We live in an increasingly visual and real-time digital world. Live streaming of events (sports, concerts, conferences, political events, and more), online gaming, 360-degree immersive experiences, and new use cases powered by the emerging 5G network are all driving demand for the visual cloud.

Between 2018-2028, media and entertainment service providers can tap into a USD 3 trillion wireless revenue opportunity.1 But they face several challenges in this new era. These challenges include exploding video traffic, more complex codecs (such as VP9 and AV1), and ever-more demanding customers who hate to wait and expect content to work on every device. Overcoming these challenges and staying ahead of the game in the visual cloud will be impossible with outdated compute, storage, and network resources.

In June 2019, YouTube reported that people watch 3.25 billion hours of YouTube videos each month.2 This is an example of how cloud content consumption continues to rise, and represents the challenges and opportunities service providers face. The good news is that innovative technology from Intel can help you, as a media and entertainment provider, cost-effectively deliver more of what your customers want and boost your bottom line.

The foundation of a modern visual cloud infrastructure is the 2nd Generation Intel® Xeon® Scalable processor. Several built-in technologies in this processor can accelerate visual cloud workloads such as the data compression and decompression associated with transcoding and the computationally demanding aspects of live video streaming.

Supported only by 2nd Generation Intel® Xeon® Scalable processors, Intel® Optane™ DC persistent memory puts frequently used data closer to the CPU (at less expense per GB than DRAM), thereby increasing compute speed, which is critical to fast transcoding, graphics rendering, and graphics analytics. If you need even more speed, consider integrating Intel® Field-Programmable Gate Arrays (Intel® FPGAs) into your infrastructure.

Fast access to storage and a high-speed network are also inherent in a visual cloud-ready data center. Using Intel® Optane™ DC SSDs as high-speed buffers can eliminate content delivery network I/O bottlenecks, while Intel® 3D NAND SSDs are ideal for high-capacity, high-volume use cases such as video-on-demand and cloud-based digital video recorders.

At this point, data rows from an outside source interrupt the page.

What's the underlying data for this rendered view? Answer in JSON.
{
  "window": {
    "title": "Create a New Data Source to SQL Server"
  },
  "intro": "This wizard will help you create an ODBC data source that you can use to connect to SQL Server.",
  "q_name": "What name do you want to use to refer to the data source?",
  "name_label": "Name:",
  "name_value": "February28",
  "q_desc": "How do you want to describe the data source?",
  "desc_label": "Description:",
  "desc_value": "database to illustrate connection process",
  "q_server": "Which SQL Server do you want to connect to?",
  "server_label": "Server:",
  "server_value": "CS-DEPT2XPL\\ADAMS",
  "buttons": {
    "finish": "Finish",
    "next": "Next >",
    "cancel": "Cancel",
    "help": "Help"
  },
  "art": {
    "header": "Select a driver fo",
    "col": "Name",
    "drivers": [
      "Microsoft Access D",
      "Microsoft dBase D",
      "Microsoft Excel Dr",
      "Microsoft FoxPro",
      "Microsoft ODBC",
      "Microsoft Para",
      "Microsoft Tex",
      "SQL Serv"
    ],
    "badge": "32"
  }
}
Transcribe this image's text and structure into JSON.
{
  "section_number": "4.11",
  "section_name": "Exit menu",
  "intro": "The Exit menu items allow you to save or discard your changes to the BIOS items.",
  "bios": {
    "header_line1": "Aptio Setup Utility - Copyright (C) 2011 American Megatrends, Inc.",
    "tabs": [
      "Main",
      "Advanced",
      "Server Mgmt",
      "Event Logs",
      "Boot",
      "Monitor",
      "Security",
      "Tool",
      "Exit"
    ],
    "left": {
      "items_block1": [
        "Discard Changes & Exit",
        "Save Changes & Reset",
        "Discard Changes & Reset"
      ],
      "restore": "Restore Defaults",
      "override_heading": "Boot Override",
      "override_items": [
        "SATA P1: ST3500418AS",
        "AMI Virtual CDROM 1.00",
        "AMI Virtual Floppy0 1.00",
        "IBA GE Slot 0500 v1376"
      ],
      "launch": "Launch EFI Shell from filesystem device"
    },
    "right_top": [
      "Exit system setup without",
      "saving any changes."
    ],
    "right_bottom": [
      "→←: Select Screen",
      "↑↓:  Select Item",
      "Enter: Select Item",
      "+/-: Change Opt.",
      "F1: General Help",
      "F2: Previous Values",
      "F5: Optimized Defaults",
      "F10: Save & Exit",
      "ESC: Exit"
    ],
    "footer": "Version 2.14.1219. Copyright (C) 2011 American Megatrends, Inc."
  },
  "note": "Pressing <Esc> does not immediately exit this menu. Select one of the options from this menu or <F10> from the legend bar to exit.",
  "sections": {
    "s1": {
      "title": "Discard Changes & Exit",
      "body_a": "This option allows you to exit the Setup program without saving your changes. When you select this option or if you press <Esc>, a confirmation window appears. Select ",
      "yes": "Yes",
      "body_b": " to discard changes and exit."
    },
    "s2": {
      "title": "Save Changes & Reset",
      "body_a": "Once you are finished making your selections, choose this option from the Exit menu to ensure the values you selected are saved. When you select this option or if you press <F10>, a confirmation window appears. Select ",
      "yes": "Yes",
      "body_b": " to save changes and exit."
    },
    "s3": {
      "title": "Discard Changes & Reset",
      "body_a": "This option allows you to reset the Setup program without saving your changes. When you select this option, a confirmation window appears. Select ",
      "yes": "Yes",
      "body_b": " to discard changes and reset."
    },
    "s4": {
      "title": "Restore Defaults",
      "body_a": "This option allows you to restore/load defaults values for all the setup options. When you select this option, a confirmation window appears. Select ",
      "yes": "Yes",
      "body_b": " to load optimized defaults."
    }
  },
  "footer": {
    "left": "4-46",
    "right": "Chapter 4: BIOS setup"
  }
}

Investing in 25, 40, or even 100 GbE networking technology from Intel can help move data faster, avoiding the jitter and wait times that cause viewers' "buffer rage".

Round out your virtual cloud data center with optimized frameworks and libraries from Intel that support high-quality content generation and delivery and can help launch new services quickly.

To find out more about how Intel® technologies can help you grow your media and entertainment provider business, read the eGuide.



แหล่งที่มา: MarketWatch, ตุลาคม 2018, “Intel Study Finds 5G will Drive $1.3 Trillion in New Revenues in Media and Entertainment Industry by 2028”


แหล่งที่มา: MerchDope, กรกฎาคม 2019, “37 Mind Blowing YouTube Facts, Figures, and Statistics – 2019”